In the beginner’s mind there are many possibilities, but in the expert’s there are few… Zen master Shunryu Suzuki
) without ever bringing it on stage or referring to it directly in dialogue. Yet, the holding of the “What’s Beyond” colors the scene and produces a very dramatic, dynamic scene. I remember doing a “What’s Beyond” scene where my wife and I were setting up the table for a dinner party having just agreed, after a spontaneous fight, that we should get divorced. Our guests were on their way over and we were going to go through with the party; it being understood we would not mention our divorce. The ‘What’ of the scene was just us setting the table and putting out the h’ors d’ouvres, before our guests arrived. It was brilliant! It was very dramatic and every action and moment was filled with the ‘what’s beyond’ between us. I took a vase from the cabinet while my wife cut some flowers. We met at the head of the table to arrange the flowers. “My Aunt Mary gave us this.” I said. My wife nodded. “When did she die?” “Last year.” I said matter-of-factly. Then she said, “She went quickly – that was a blessing.” My wife said it with such disdain in her voice. It reminded us of our year of pain as our relationship died. It wasn’t the vase we were discussing. Our marriage died last year. A quick death is better than a year of slow dying. We both knew it. The scene went on in this fashion and our ‘What’s Beyond’ was clear to the entire class. It was all there. They knew it, felt it and the class applauded at the end. Everyone agreed it was a very powerful scene. I had such a good experience with What’s Beyond, I couldn’t wait to repeat it. We did “What’s Beyond” in class again, some several weeks later. I jumped up first and got another female partner. I used the divorce premise again with a few alterations. It bombed. My scene partner and I had no dramatic tension. We looked sadly at each other, played a very maudlin scene until the doorbell rang and we called ‘curtain’. Viola got up and came down onto the stage. I braced myself. Here it comes. “What were you DO-ing!” Viola yelled. “You just went about your business, da-dee-da… and so what!? You were sad, we got that. You two were acting your heads off!” “What was your ‘What’s Beyond?” she asked. I said “We just agreed on a divorce and didn’t want to talk about it while we set the table for guests.” She stopped. “That’s a good one.” Completely forgetting about the scene we did a month back. “I know” I said. “I used it withSusana few months ago. It worked great!” “You whaaa-t?” Viola said incredulously. I was bracing for a real bawling out. “That’s it! You were caught in memory!” “But isn’t an actor is supposed to be able to repeat a scene with the same intensity?” I came back. “I had the same focus, the same who, what and where and I should have been able to do it again. I really had a strong focus the last time and really had a great scene. Why did it work before and not now?” “You had nothing to base it on the first time! You had a beginner’s mind!! It was new. You were really improvising.” I was still a novice actor. I had not developed the craft of finding feelings anew – of going for process and not result. It was a great lesson. Beginner’s Mind is Zen practice in action. It is the innocent mind that approaches experience free of preconceptions and expectations, like a child who looks at objects and experiences them without any prior knowledge. Every object and interaction is approached with wonder and amazement. It can’t help but be exciting. Imagine looking at a deck of cards as a child. It is a stack of uniform colored squares. So many of them! Smooth! Funny pictures on the other side:Blackand red things and pictures! What can be done with them? So many things. They cover the floor; they slide; they stick to a wet face; they bend and stay bent and on and on. Adults see ‘a game of Gin Rummy’ or ‘Poker’ or ‘a house of cards’. Why? – Because we’ve used them in that manner before. There’s nothing inherently wrong in that. It is just we now jump to a limited set of possibilities based on past experience. The same is true of a lot of improvisation. Old frames of reference limit our choices and we’re so often not even aware of it. Even trying to recreate something you once discovered as ‘original and exciting’ because of Beginners Mind, can be eviscerated by trying to capture that lightning in a bottle a second time.

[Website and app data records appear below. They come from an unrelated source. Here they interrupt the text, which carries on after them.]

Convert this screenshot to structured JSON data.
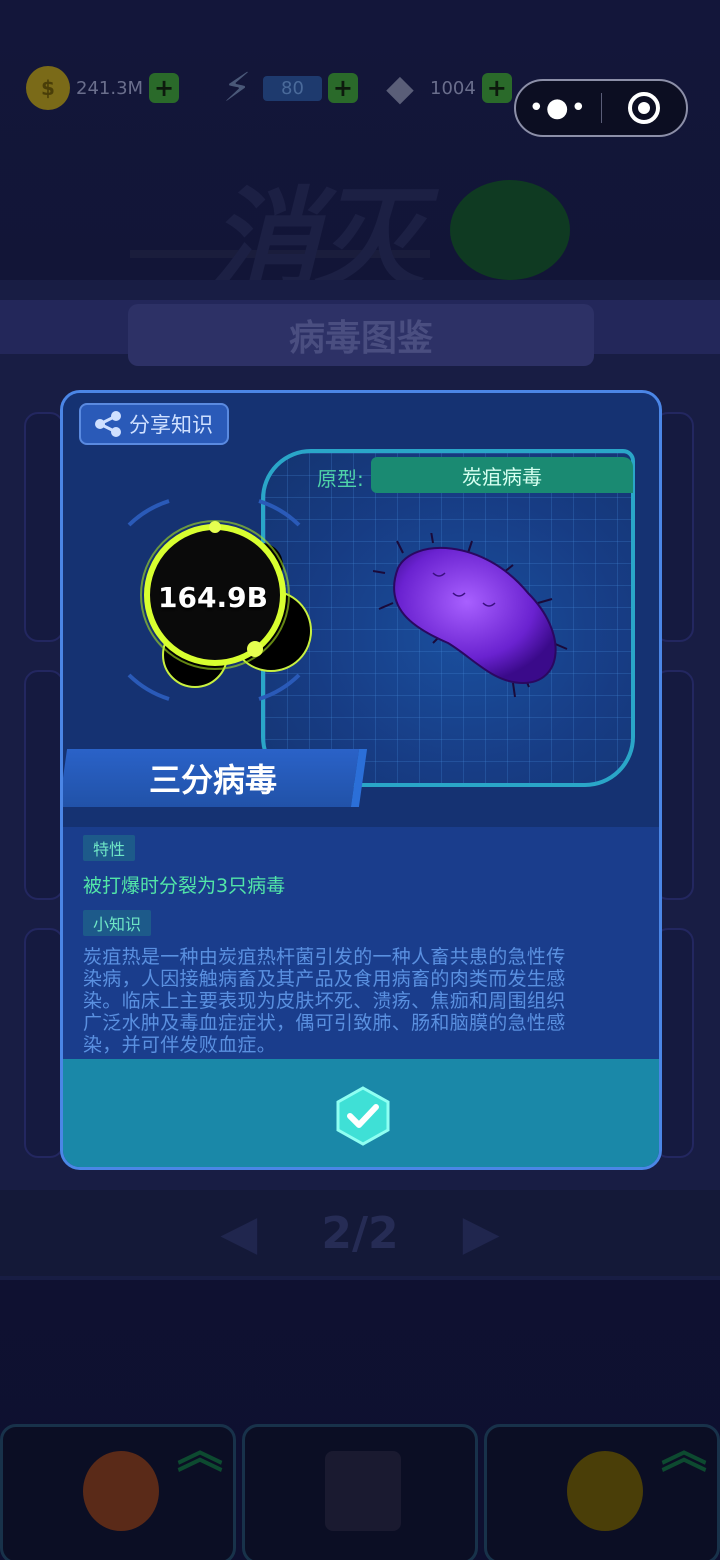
{
  "resources": {
    "coins": "241.3M",
    "energy": "80",
    "gems": "1004"
  },
  "capsule": {
    "menu_icon": "more-dots-icon",
    "close_icon": "record-icon"
  },
  "game_logo": "消灭",
  "page_title": "病毒图鉴",
  "modal": {
    "share_label": "分享知识",
    "prototype_label": "原型:",
    "prototype_name": "炭疽病毒",
    "virus_value": "164.9B",
    "virus_name": "三分病毒",
    "trait_tag": "特性",
    "trait_text": "被打爆时分裂为3只病毒",
    "knowledge_tag": "小知识",
    "knowledge_lines": [
      "炭疽热是一种由炭疽热杆菌引发的一种人畜共患的急性传",
      "染病，人因接触病畜及其产品及食用病畜的肉类而发生感",
      "染。临床上主要表现为皮肤坏死、溃疡、焦痂和周围组织",
      "广泛水肿及毒血症症状，偶可引致肺、肠和脑膜的急性感",
      "染，并可伴发败血症。"
    ]
  },
  "pager": {
    "label": "2/2"
  }
}
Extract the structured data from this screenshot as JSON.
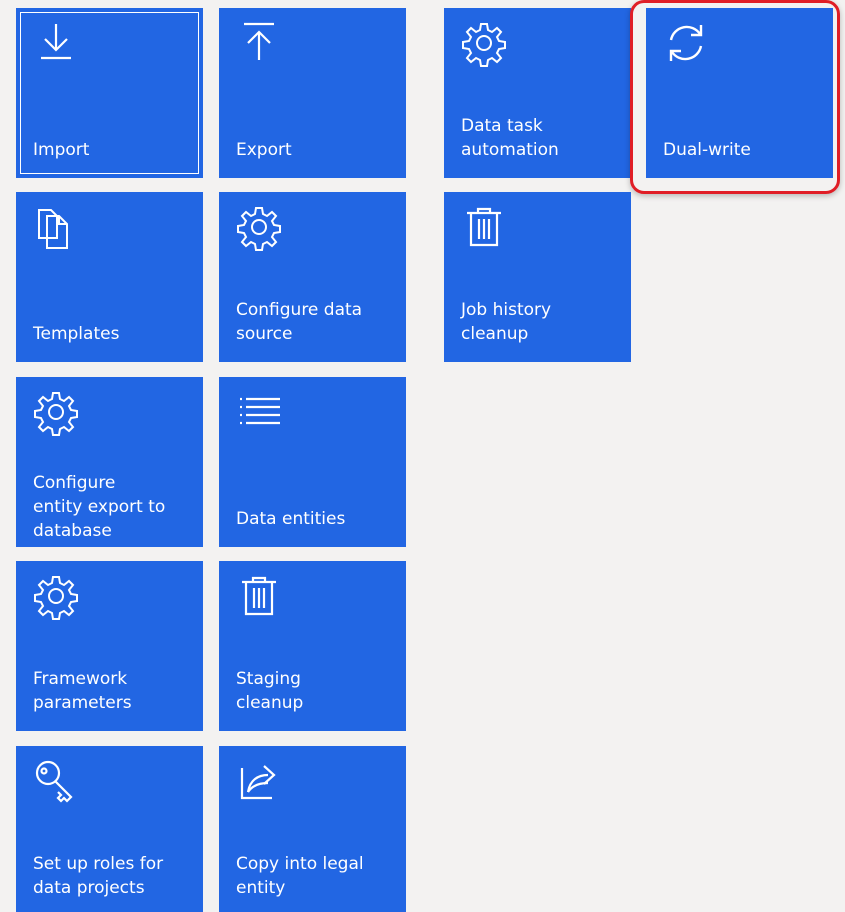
{
  "colors": {
    "tile_background": "#2266e3",
    "page_background": "#f3f2f1",
    "highlight": "#e01e26"
  },
  "tiles": [
    {
      "label": "Import",
      "icon": "download-icon"
    },
    {
      "label": "Export",
      "icon": "upload-icon"
    },
    {
      "label": "Data task\nautomation",
      "icon": "gear-icon"
    },
    {
      "label": "Dual-write",
      "icon": "sync-icon"
    },
    {
      "label": "Templates",
      "icon": "copy-icon"
    },
    {
      "label": "Configure data\nsource",
      "icon": "gear-icon"
    },
    {
      "label": "Job history\ncleanup",
      "icon": "trash-icon"
    },
    {
      "label": "Configure\nentity export to\ndatabase",
      "icon": "gear-icon"
    },
    {
      "label": "Data entities",
      "icon": "list-icon"
    },
    {
      "label": "Framework\nparameters",
      "icon": "gear-icon"
    },
    {
      "label": "Staging\ncleanup",
      "icon": "trash-icon"
    },
    {
      "label": "Set up roles for\ndata projects",
      "icon": "key-icon"
    },
    {
      "label": "Copy into legal\nentity",
      "icon": "share-icon"
    }
  ]
}
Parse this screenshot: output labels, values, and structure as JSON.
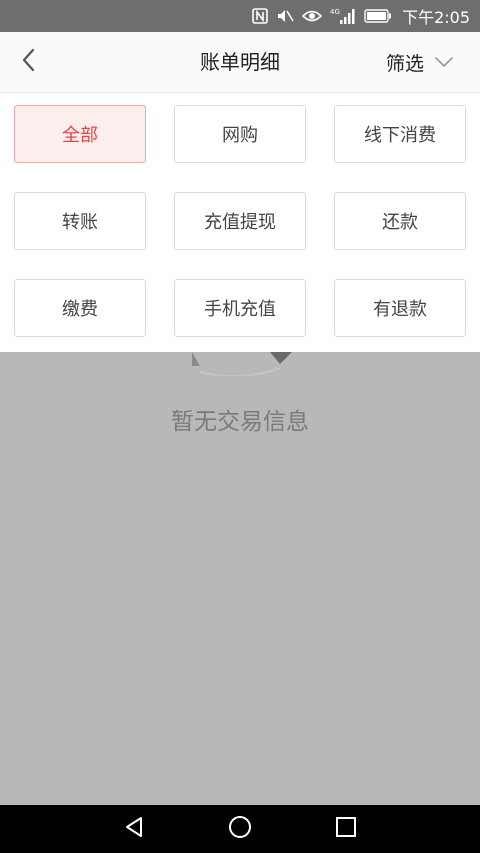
{
  "status_bar": {
    "time": "下午2:05",
    "network": "4G",
    "icons": [
      "nfc-icon",
      "mute-icon",
      "eye-icon",
      "signal-icon",
      "battery-icon"
    ]
  },
  "header": {
    "title": "账单明细",
    "filter_label": "筛选",
    "back_icon": "chevron-left-icon",
    "filter_icon": "chevron-down-icon"
  },
  "filter": {
    "options": [
      {
        "label": "全部",
        "active": true
      },
      {
        "label": "网购",
        "active": false
      },
      {
        "label": "线下消费",
        "active": false
      },
      {
        "label": "转账",
        "active": false
      },
      {
        "label": "充值提现",
        "active": false
      },
      {
        "label": "还款",
        "active": false
      },
      {
        "label": "缴费",
        "active": false
      },
      {
        "label": "手机充值",
        "active": false
      },
      {
        "label": "有退款",
        "active": false
      }
    ]
  },
  "empty_state": {
    "message": "暂无交易信息"
  },
  "nav_bar": {
    "buttons": [
      "back-triangle-icon",
      "home-circle-icon",
      "recents-square-icon"
    ]
  },
  "colors": {
    "accent": "#e64340",
    "active_bg": "#fdeeee",
    "overlay": "#b8b8b8",
    "status_bar": "#6e6e6e"
  }
}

 Spolin calls No-Motion The eye of the storm (stillness amid action), A state of waiting (not waiting for, but just waiting) Being ready, connected to the ongoing action in stillness. Action at a simmer.